The police allege that bread retailers of all sizes, whether a street vendor or a supermarket, have had to buy their bread from bakeries tied to the Camorra Mafia for years.
Thanks to waves of immigration from Italy in the early 19th century, Wales developed a strong Italian community with its own cafes and restaurants. “There used to be as many as five on the same street,” explains Cardiff University’s Bruna Chezzi.
The people of Naples are planning to make a two-kilometer-long pizza. That’s a pizza that is one mile and a quarter long.
On Saturday night, Italian polizei dressed up as pizza delivery boys busted a boss in the infamous Camorra family in Naples, arresting him while dropping off some ‘za that he planned on enjoying while watching a soccer game.
Criminals in Naples are pretty audacious.
Since starting out in the late 1970s, Zachmann has walked the streets of Naples with anti-mafia brigades, documented marginalized Chinese communities in Hong Kong, and worked on the integration of immigrants in Marseille.

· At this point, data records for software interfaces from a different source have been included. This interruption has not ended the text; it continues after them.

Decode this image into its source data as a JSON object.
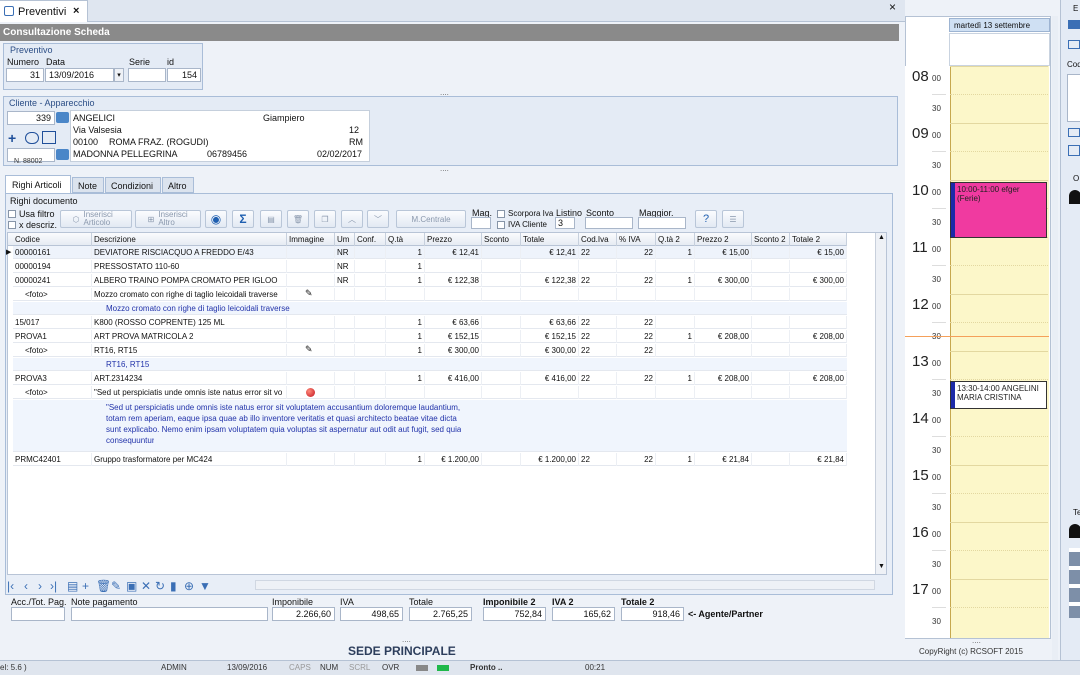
{
  "tab": {
    "label": "Preventivi"
  },
  "title_bar": "Consultazione Scheda",
  "preventivo": {
    "group_title": "Preventivo",
    "numero_label": "Numero",
    "data_label": "Data",
    "serie_label": "Serie",
    "id_label": "id",
    "numero": "31",
    "data": "13/09/2016",
    "serie": "",
    "id": "154"
  },
  "cliente": {
    "group_title": "Cliente - Apparecchio",
    "code": "339",
    "surname": "ANGELICI",
    "name": "Giampiero",
    "street": "Via Valsesia",
    "number": "12",
    "cap": "00100",
    "city": "ROMA FRAZ. (ROGUDI)",
    "prov": "RM",
    "apparecchio": "MADONNA PELLEGRINA",
    "phone": "06789456",
    "date": "02/02/2017",
    "serial_label": "N. 88002"
  },
  "tabs": [
    "Righi Articoli",
    "Note",
    "Condizioni",
    "Altro"
  ],
  "righi": {
    "group_title": "Righi documento",
    "usa_filtro": "Usa filtro",
    "x_descriz": "x descriz.",
    "inserisci_articolo": "Inserisci Articolo",
    "inserisci_altro": "Inserisci Altro",
    "magazzino_btn": "M.Centrale",
    "mag_label": "Mag.",
    "scorpora_iva": "Scorpora Iva",
    "iva_cliente": "IVA Cliente",
    "listino_label": "Listino",
    "listino_value": "3",
    "sconto_label": "Sconto",
    "maggior_label": "Maggior."
  },
  "columns": [
    "Codice",
    "Descrizione",
    "Immagine",
    "Um",
    "Conf.",
    "Q.tà",
    "Prezzo",
    "Sconto",
    "Totale",
    "Cod.Iva",
    "% IVA",
    "Q.tà 2",
    "Prezzo 2",
    "Sconto 2",
    "Totale 2"
  ],
  "rows": [
    {
      "codice": "00000161",
      "desc": "DEVIATORE RISCIACQUO A FREDDO E/43",
      "um": "NR",
      "qta": "1",
      "prezzo": "€ 12,41",
      "totale": "€ 12,41",
      "codiva": "22",
      "piva": "22",
      "qta2": "1",
      "prezzo2": "€ 15,00",
      "totale2": "€ 15,00"
    },
    {
      "codice": "00000194",
      "desc": "PRESSOSTATO 110-60",
      "um": "NR",
      "qta": "1"
    },
    {
      "codice": "00000241",
      "desc": "ALBERO TRAINO POMPA CROMATO PER IGLOO",
      "um": "NR",
      "qta": "1",
      "prezzo": "€ 122,38",
      "totale": "€ 122,38",
      "codiva": "22",
      "piva": "22",
      "qta2": "1",
      "prezzo2": "€ 300,00",
      "totale2": "€ 300,00"
    },
    {
      "codice": "<foto>",
      "desc": "Mozzo cromato con righe di taglio leicoidali traverse",
      "img": "pen"
    },
    {
      "note": "Mozzo cromato con righe di taglio leicoidali traverse"
    },
    {
      "codice": "15/017",
      "desc": "K800 (ROSSO COPRENTE) 125 ML",
      "qta": "1",
      "prezzo": "€ 63,66",
      "totale": "€ 63,66",
      "codiva": "22",
      "piva": "22"
    },
    {
      "codice": "PROVA1",
      "desc": "ART PROVA MATRICOLA 2",
      "qta": "1",
      "prezzo": "€ 152,15",
      "totale": "€ 152,15",
      "codiva": "22",
      "piva": "22",
      "qta2": "1",
      "prezzo2": "€ 208,00",
      "totale2": "€ 208,00"
    },
    {
      "codice": "<foto>",
      "desc": "RT16, RT15",
      "img": "pen",
      "qta": "1",
      "prezzo": "€ 300,00",
      "totale": "€ 300,00",
      "codiva": "22",
      "piva": "22"
    },
    {
      "note": "RT16, RT15"
    },
    {
      "codice": "PROVA3",
      "desc": "ART.2314234",
      "qta": "1",
      "prezzo": "€ 416,00",
      "totale": "€ 416,00",
      "codiva": "22",
      "piva": "22",
      "qta2": "1",
      "prezzo2": "€ 208,00",
      "totale2": "€ 208,00"
    },
    {
      "codice": "<foto>",
      "desc": "\"Sed ut perspiciatis unde omnis iste natus error sit vo",
      "img": "ball"
    },
    {
      "longnote": [
        "\"Sed ut perspiciatis unde omnis iste natus error sit voluptatem accusantium doloremque laudantium,",
        "totam rem aperiam, eaque ipsa quae ab illo inventore veritatis et quasi architecto beatae vitae dicta",
        "sunt explicabo. Nemo enim ipsam voluptatem quia voluptas sit aspernatur aut odit aut fugit, sed quia",
        "consequuntur"
      ]
    },
    {
      "codice": "PRMC42401",
      "desc": "Gruppo trasformatore per MC424",
      "qta": "1",
      "prezzo": "€ 1.200,00",
      "totale": "€ 1.200,00",
      "codiva": "22",
      "piva": "22",
      "qta2": "1",
      "prezzo2": "€ 21,84",
      "totale2": "€ 21,84"
    }
  ],
  "footer": {
    "acc_label": "Acc./Tot. Pag.",
    "note_label": "Note pagamento",
    "imponibile_label": "Imponibile",
    "imponibile": "2.266,60",
    "iva_label": "IVA",
    "iva": "498,65",
    "totale_label": "Totale",
    "totale": "2.765,25",
    "imponibile2_label": "Imponibile 2",
    "imponibile2": "752,84",
    "iva2_label": "IVA 2",
    "iva2": "165,62",
    "totale2_label": "Totale 2",
    "totale2": "918,46",
    "agente": "<- Agente/Partner"
  },
  "sede": "SEDE PRINCIPALE",
  "statusbar": {
    "version": "el: 5.6 )",
    "user": "ADMIN",
    "date": "13/09/2016",
    "caps": "CAPS",
    "num": "NUM",
    "scrl": "SCRL",
    "ovr": "OVR",
    "status": "Pronto ..",
    "time": "00:21"
  },
  "calendar": {
    "day_header": "martedì 13 settembre",
    "hours": [
      "08",
      "09",
      "10",
      "11",
      "12",
      "13",
      "14",
      "15",
      "16",
      "17"
    ],
    "half": "30",
    "mins": "00",
    "events": [
      {
        "text": "10:00-11:00 efger (Ferie)",
        "color": "#f03aa0"
      },
      {
        "text": "13:30-14:00 ANGELINI MARIA CRISTINA",
        "color": "#ffffff"
      }
    ],
    "copyright": "CopyRight (c) RCSOFT 2015"
  },
  "right_panel": {
    "top_label": "E",
    "codice_label": "Codi",
    "group_o": "O",
    "group_te": "Te"
  }
}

The mayor of San Vitaliano has issued an ordinance banning the usage of wood-fired ovens in restaurants and bakeries for the next three months unless they’re equipped with pollution-reducing filters.
Organized crime in the city is getting younger, more fragmented, more chaotic—and, authorities say, harder to control.

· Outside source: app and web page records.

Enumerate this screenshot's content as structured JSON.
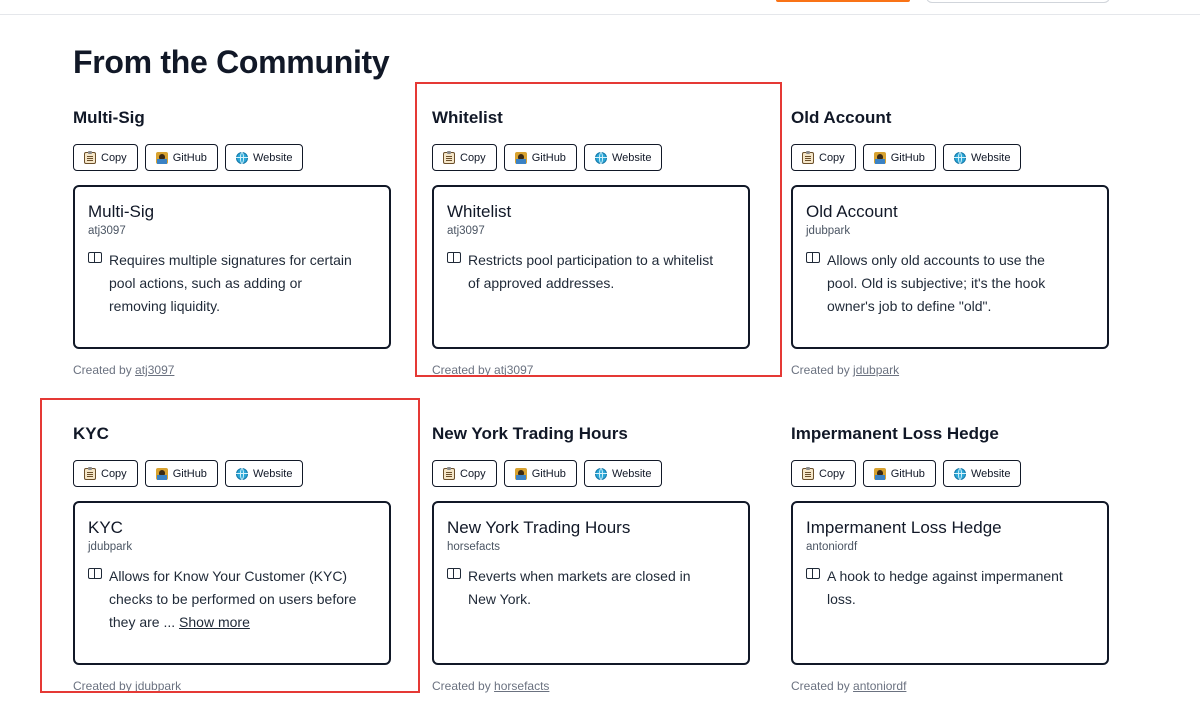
{
  "page": {
    "title": "From the Community"
  },
  "cards": [
    {
      "title": "Multi-Sig",
      "name": "Multi-Sig",
      "author": "atj3097",
      "description": "Requires multiple signatures for certain pool actions, such as adding or removing liquidity.",
      "show_more": "",
      "created_prefix": "Created by",
      "created_by": "atj3097",
      "buttons": {
        "copy": "Copy",
        "github": "GitHub",
        "website": "Website"
      }
    },
    {
      "title": "Whitelist",
      "name": "Whitelist",
      "author": "atj3097",
      "description": "Restricts pool participation to a whitelist of approved addresses.",
      "show_more": "",
      "created_prefix": "Created by",
      "created_by": "atj3097",
      "buttons": {
        "copy": "Copy",
        "github": "GitHub",
        "website": "Website"
      }
    },
    {
      "title": "Old Account",
      "name": "Old Account",
      "author": "jdubpark",
      "description": "Allows only old accounts to use the pool. Old is subjective; it's the hook owner's job to define \"old\".",
      "show_more": "",
      "created_prefix": "Created by",
      "created_by": "jdubpark",
      "buttons": {
        "copy": "Copy",
        "github": "GitHub",
        "website": "Website"
      }
    },
    {
      "title": "KYC",
      "name": "KYC",
      "author": "jdubpark",
      "description": "Allows for Know Your Customer (KYC) checks to be performed on users before they are ...",
      "show_more": "Show more",
      "created_prefix": "Created by",
      "created_by": "jdubpark",
      "buttons": {
        "copy": "Copy",
        "github": "GitHub",
        "website": "Website"
      }
    },
    {
      "title": "New York Trading Hours",
      "name": "New York Trading Hours",
      "author": "horsefacts",
      "description": "Reverts when markets are closed in New York.",
      "show_more": "",
      "created_prefix": "Created by",
      "created_by": "horsefacts",
      "buttons": {
        "copy": "Copy",
        "github": "GitHub",
        "website": "Website"
      }
    },
    {
      "title": "Impermanent Loss Hedge",
      "name": "Impermanent Loss Hedge",
      "author": "antoniordf",
      "description": "A hook to hedge against impermanent loss.",
      "show_more": "",
      "created_prefix": "Created by",
      "created_by": "antoniordf",
      "buttons": {
        "copy": "Copy",
        "github": "GitHub",
        "website": "Website"
      }
    }
  ],
  "colors": {
    "highlight": "#e53935",
    "accent": "#f97316",
    "text": "#111827",
    "muted": "#6b7280"
  },
  "icons": {
    "copy": "clipboard-icon",
    "github": "github-avatar-icon",
    "website": "globe-icon",
    "description": "book-icon"
  }
}
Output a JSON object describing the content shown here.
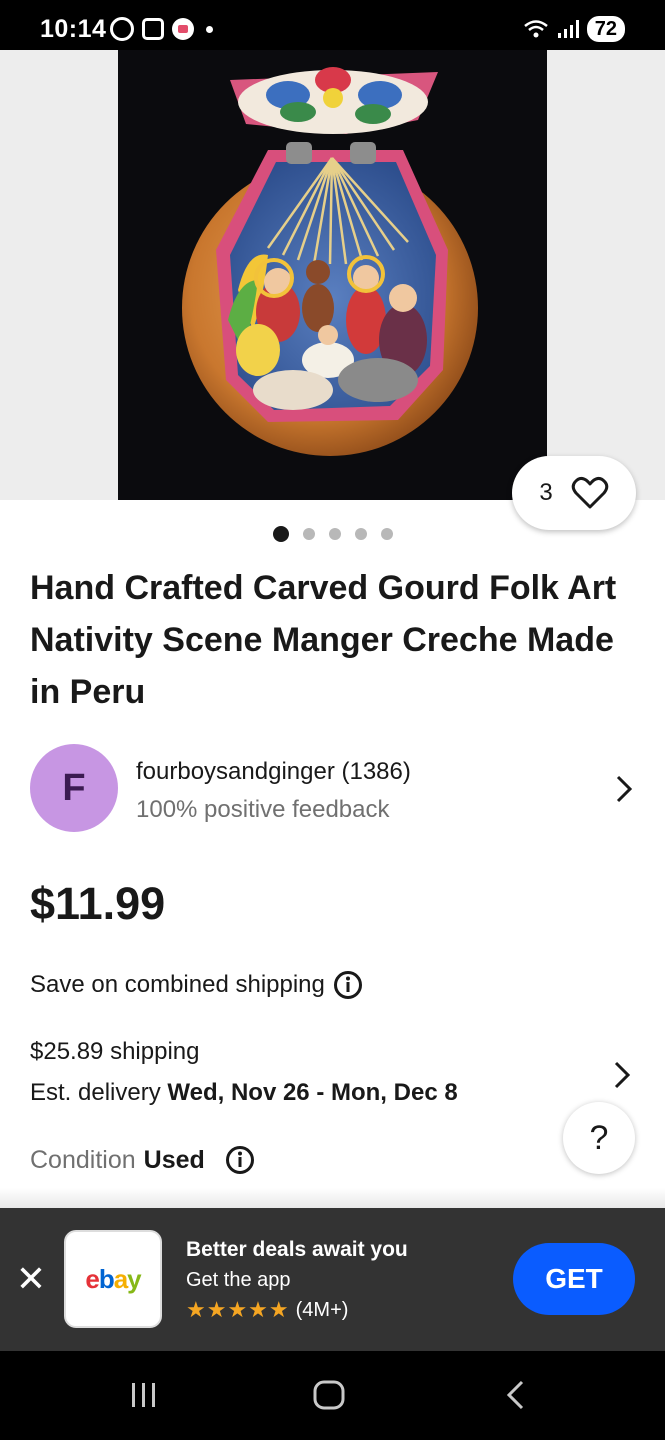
{
  "status_bar": {
    "time": "10:14",
    "battery": "72"
  },
  "listing": {
    "favorite_count": "3",
    "image_count": 5,
    "active_image_index": 1,
    "title": "Hand Crafted Carved Gourd Folk Art Nativity Scene Manger Creche Made in Peru"
  },
  "seller": {
    "avatar_letter": "F",
    "name": "fourboysandginger (1386)",
    "feedback": "100% positive feedback"
  },
  "pricing": {
    "price": "$11.99",
    "combined_shipping": "Save on combined shipping",
    "shipping": "$25.89 shipping",
    "delivery_label": "Est. delivery",
    "delivery_dates": "Wed, Nov 26 - Mon, Dec 8",
    "condition_label": "Condition",
    "condition_value": "Used",
    "help_glyph": "?"
  },
  "app_banner": {
    "close_glyph": "✕",
    "title": "Better deals await you",
    "subtitle": "Get the app",
    "stars": "★★★★★",
    "rating_count": "(4M+)",
    "get_label": "GET",
    "logo_letters": [
      "e",
      "b",
      "a",
      "y"
    ]
  },
  "colors": {
    "ebay_e": "#e53238",
    "ebay_b": "#0064d2",
    "ebay_a": "#f5af02",
    "ebay_y": "#86b817",
    "get_button": "#0a5cff",
    "avatar_bg": "#c796e3"
  },
  "icons": [
    "heart-outline-icon",
    "info-icon",
    "chevron-right-icon",
    "close-icon",
    "recents-icon",
    "home-icon",
    "back-icon"
  ]
}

In the Italian province of Avellino, governor Caro Sessa thinks that you should now only get a slap-on-the-wrist fine for hitting the road after drinking a whole bottle of wine.
An Italian association is imploring European governments to force aspiring pizza-makers to take hundreds of hours of courses and earn a license first.
Antonio Russo releases Gain, with Neopolitan inspiration.